house – day 74 – rendered
It took two hours to get back to the flat yesterday, the one sunny day of the bank holiday had brought the traffic out and there was at least a 17-mile caterpillar of traffic on the A2. Fortunately I knew a few backroads, so at least we didn’t get stuck for too long, a lot of people must have been in that queue for hours.

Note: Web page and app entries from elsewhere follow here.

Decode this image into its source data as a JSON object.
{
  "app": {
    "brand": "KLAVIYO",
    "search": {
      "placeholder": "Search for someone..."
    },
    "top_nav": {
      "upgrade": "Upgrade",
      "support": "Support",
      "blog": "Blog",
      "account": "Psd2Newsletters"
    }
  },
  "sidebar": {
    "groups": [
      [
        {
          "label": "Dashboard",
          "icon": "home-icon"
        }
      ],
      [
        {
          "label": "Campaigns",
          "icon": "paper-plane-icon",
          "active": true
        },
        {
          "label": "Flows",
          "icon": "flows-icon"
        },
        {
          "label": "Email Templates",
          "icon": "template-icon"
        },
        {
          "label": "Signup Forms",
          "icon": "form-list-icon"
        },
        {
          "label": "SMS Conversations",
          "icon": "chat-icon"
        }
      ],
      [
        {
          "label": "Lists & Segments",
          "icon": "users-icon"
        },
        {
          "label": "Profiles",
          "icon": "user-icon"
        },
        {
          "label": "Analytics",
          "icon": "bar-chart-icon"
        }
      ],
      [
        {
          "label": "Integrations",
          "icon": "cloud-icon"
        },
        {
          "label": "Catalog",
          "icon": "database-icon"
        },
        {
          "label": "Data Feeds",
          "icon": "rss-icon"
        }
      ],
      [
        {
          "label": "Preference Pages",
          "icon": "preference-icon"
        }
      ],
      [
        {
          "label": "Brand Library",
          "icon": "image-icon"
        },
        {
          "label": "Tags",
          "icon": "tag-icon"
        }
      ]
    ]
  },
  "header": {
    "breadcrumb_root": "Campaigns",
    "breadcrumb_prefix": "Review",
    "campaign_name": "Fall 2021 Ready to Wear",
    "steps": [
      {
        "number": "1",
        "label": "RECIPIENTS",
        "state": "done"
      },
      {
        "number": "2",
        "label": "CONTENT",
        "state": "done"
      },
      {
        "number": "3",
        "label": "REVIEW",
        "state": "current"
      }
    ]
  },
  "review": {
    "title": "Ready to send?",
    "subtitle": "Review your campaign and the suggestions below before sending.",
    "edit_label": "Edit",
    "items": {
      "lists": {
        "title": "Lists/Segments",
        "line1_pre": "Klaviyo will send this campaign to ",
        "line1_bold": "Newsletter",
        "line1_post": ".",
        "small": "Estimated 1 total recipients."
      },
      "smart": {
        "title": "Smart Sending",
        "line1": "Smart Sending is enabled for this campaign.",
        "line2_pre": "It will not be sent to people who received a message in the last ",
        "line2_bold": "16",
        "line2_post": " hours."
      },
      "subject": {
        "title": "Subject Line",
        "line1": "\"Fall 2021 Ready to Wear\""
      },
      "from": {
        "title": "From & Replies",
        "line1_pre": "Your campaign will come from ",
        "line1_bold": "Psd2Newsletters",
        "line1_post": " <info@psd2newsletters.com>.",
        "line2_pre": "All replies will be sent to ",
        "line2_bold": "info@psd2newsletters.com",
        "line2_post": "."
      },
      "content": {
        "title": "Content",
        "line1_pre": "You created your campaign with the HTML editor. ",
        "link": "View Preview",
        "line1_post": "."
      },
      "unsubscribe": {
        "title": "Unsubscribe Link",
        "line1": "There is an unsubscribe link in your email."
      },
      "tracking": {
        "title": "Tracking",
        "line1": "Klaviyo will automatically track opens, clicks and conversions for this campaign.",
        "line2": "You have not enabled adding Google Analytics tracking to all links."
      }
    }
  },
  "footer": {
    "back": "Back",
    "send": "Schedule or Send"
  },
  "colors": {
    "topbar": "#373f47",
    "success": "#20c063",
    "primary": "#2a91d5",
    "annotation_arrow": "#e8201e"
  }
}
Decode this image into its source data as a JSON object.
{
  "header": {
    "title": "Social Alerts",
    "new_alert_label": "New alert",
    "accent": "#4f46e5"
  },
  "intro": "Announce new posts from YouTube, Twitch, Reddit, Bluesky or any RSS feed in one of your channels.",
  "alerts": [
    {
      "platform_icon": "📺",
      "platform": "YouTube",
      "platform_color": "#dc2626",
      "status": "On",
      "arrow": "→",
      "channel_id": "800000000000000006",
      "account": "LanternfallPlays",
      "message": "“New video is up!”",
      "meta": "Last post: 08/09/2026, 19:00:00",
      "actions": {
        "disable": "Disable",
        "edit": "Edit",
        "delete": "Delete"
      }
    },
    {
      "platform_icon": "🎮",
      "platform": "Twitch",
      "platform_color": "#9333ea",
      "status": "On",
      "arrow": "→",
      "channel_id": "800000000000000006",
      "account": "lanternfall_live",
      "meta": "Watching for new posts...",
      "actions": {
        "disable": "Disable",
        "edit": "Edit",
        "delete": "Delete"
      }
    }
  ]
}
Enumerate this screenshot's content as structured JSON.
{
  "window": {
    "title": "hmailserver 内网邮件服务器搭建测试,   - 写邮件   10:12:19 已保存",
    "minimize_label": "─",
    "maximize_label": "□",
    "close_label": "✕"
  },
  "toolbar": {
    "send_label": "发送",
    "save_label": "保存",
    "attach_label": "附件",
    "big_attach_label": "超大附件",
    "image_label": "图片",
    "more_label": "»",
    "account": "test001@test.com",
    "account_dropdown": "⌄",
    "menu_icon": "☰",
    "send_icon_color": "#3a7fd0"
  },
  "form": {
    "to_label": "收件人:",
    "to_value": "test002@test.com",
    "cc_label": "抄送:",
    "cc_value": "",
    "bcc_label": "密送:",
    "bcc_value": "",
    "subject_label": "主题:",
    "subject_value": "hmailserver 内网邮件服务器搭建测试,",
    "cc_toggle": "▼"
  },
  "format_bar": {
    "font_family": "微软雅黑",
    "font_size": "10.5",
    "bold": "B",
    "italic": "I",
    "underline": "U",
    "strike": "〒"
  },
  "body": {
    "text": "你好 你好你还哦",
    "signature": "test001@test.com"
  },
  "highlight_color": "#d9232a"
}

The journey back to the house today was much less fraught. By the time I arrived, the plasterers had started on the external render to cover the blockwork of the bricked-up windows and doors at the side of the kitchen. As usual, it seems, for this house, the professionals were able to point out more bodging. This time the issue was the several varieties of render that had been used to cover various improvement(?) works carried out on the house over the years. Creating a patchwork of textures that we hadn’t noticed before. I suppose it’s not a crucial visual issue as we hadn’t spotted it previously, but it meant the plasterers had a difficult job finding a style of render that would seamlessly blend the patchwork together. There was more plastering activity in the kitchen too.
Chris had the windows and doors guy in to get the order for the bi-fold doors sorted. It should be pretty straightforward as we want a simple three-panel door. We had wanted built-in blinds in the door panels, but that option added another four or five weeks to the lead time, time we can’t afford now. It’s a pity, it would have looked very neat, but at least it saves us quite a bit of money.
I was determined to get the living room living room door stripped and hung, in attempt to protect Paul’s prep work from the dirt and dust in the rest of the house. Eventually I got the door cleaned up and back in its frame, using the new cast iron hinges and it fitted perfectly. Well three-quarters of it did. The shut line was nice and even all the way around the door until you got to the the top left-hand corner, which warped away from the door frame leaving a gap of about 15mm in the corner. Looking at the door, you could see it had sagged and had been trimmed at the bottom, possibly to compensate for its collapse. In fact so much wood had been trimmed from the bottom,that one of the two pairs of mortice and tenon joints had been cut though, considerably weakening the door. I could try to adjust the door hinges so that it was a little out all around the door, rather than perfect for 75% of it. I’m not sure yet. I certainly hadn’t noticed it when I took the door down. These doors are a pain, but we couldn’t afford new doors in the style and we certainly didn’t want to replace them with plain panels or modern fakes.
Tomorrow, we’re going to the Grand Designs show, the manufacturers of our bifold doors are exhibiting there and it would be nice to see what we’ve let ourselves in for. Maybe we should have waited another day before the order, but time is pressing.